▶ **Task description**
Every line of the data, first to last, must be written out unchanged.

Collected data entries:
----------------
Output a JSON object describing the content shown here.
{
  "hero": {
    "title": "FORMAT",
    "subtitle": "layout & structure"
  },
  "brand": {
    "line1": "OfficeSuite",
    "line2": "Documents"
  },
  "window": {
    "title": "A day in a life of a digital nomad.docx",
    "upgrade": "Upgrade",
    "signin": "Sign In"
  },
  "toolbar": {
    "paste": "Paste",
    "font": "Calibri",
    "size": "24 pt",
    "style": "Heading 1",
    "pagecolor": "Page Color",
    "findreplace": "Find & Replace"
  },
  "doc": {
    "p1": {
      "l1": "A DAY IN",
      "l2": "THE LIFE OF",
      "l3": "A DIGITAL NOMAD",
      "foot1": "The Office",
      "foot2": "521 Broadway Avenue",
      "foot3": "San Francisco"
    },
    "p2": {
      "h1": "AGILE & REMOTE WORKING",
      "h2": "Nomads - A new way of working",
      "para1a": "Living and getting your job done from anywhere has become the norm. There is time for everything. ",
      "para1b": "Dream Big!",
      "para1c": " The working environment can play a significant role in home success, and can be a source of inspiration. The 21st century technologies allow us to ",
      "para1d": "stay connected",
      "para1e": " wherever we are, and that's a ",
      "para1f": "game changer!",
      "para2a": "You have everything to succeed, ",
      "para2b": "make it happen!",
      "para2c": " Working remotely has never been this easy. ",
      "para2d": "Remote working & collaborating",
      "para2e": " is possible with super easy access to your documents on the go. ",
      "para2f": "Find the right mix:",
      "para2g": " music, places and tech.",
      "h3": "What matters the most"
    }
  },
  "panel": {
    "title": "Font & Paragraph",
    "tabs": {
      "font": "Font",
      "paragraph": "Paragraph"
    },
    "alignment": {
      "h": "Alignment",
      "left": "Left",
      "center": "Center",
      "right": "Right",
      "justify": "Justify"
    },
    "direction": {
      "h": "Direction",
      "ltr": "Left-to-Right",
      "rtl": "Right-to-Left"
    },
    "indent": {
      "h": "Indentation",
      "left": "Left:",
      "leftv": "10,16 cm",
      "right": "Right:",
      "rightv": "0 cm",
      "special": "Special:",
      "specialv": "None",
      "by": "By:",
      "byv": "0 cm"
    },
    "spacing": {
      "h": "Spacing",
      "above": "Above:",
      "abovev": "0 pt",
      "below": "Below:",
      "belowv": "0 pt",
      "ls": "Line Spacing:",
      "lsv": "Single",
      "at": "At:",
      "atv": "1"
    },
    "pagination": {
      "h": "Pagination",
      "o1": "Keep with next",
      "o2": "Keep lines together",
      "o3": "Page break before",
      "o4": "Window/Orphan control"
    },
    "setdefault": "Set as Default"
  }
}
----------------
▶ **Exercise solution**
Output a JSON object describing the content shown here.
{
  "hero": {
    "title": "FORMAT",
    "subtitle": "layout & structure"
  },
  "brand": {
    "line1": "OfficeSuite",
    "line2": "Documents"
  },
  "window": {
    "title": "A day in a life of a digital nomad.docx",
    "upgrade": "Upgrade",
    "signin": "Sign In"
  },
  "toolbar": {
    "paste": "Paste",
    "font": "Calibri",
    "size": "24 pt",
    "style": "Heading 1",
    "pagecolor": "Page Color",
    "findreplace": "Find & Replace"
  },
  "doc": {
    "p1": {
      "l1": "A DAY IN",
      "l2": "THE LIFE OF",
      "l3": "A DIGITAL NOMAD",
      "foot1": "The Office",
      "foot2": "521 Broadway Avenue",
      "foot3": "San Francisco"
    },
    "p2": {
      "h1": "AGILE & REMOTE WORKING",
      "h2": "Nomads - A new way of working",
      "para1a": "Living and getting your job done from anywhere has become the norm. There is time for everything. ",
      "para1b": "Dream Big!",
      "para1c": " The working environment can play a significant role in home success, and can be a source of inspiration. The 21st century technologies allow us to ",
      "para1d": "stay connected",
      "para1e": " wherever we are, and that's a ",
      "para1f": "game changer!",
      "para2a": "You have everything to succeed, ",
      "para2b": "make it happen!",
      "para2c": " Working remotely has never been this easy. ",
      "para2d": "Remote working & collaborating",
      "para2e": " is possible with super easy access to your documents on the go. ",
      "para2f": "Find the right mix:",
      "para2g": " music, places and tech.",
      "h3": "What matters the most"
    }
  },
  "panel": {
    "title": "Font & Paragraph",
    "tabs": {
      "font": "Font",
      "paragraph": "Paragraph"
    },
    "alignment": {
      "h": "Alignment",
      "left": "Left",
      "center": "Center",
      "right": "Right",
      "justify": "Justify"
    },
    "direction": {
      "h": "Direction",
      "ltr": "Left-to-Right",
      "rtl": "Right-to-Left"
    },
    "indent": {
      "h": "Indentation",
      "left": "Left:",
      "leftv": "10,16 cm",
      "right": "Right:",
      "rightv": "0 cm",
      "special": "Special:",
      "specialv": "None",
      "by": "By:",
      "byv": "0 cm"
    },
    "spacing": {
      "h": "Spacing",
      "above": "Above:",
      "abovev": "0 pt",
      "below": "Below:",
      "belowv": "0 pt",
      "ls": "Line Spacing:",
      "lsv": "Single",
      "at": "At:",
      "atv": "1"
    },
    "pagination": {
      "h": "Pagination",
      "o1": "Keep with next",
      "o2": "Keep lines together",
      "o3": "Page break before",
      "o4": "Window/Orphan control"
    },
    "setdefault": "Set as Default"
  }
}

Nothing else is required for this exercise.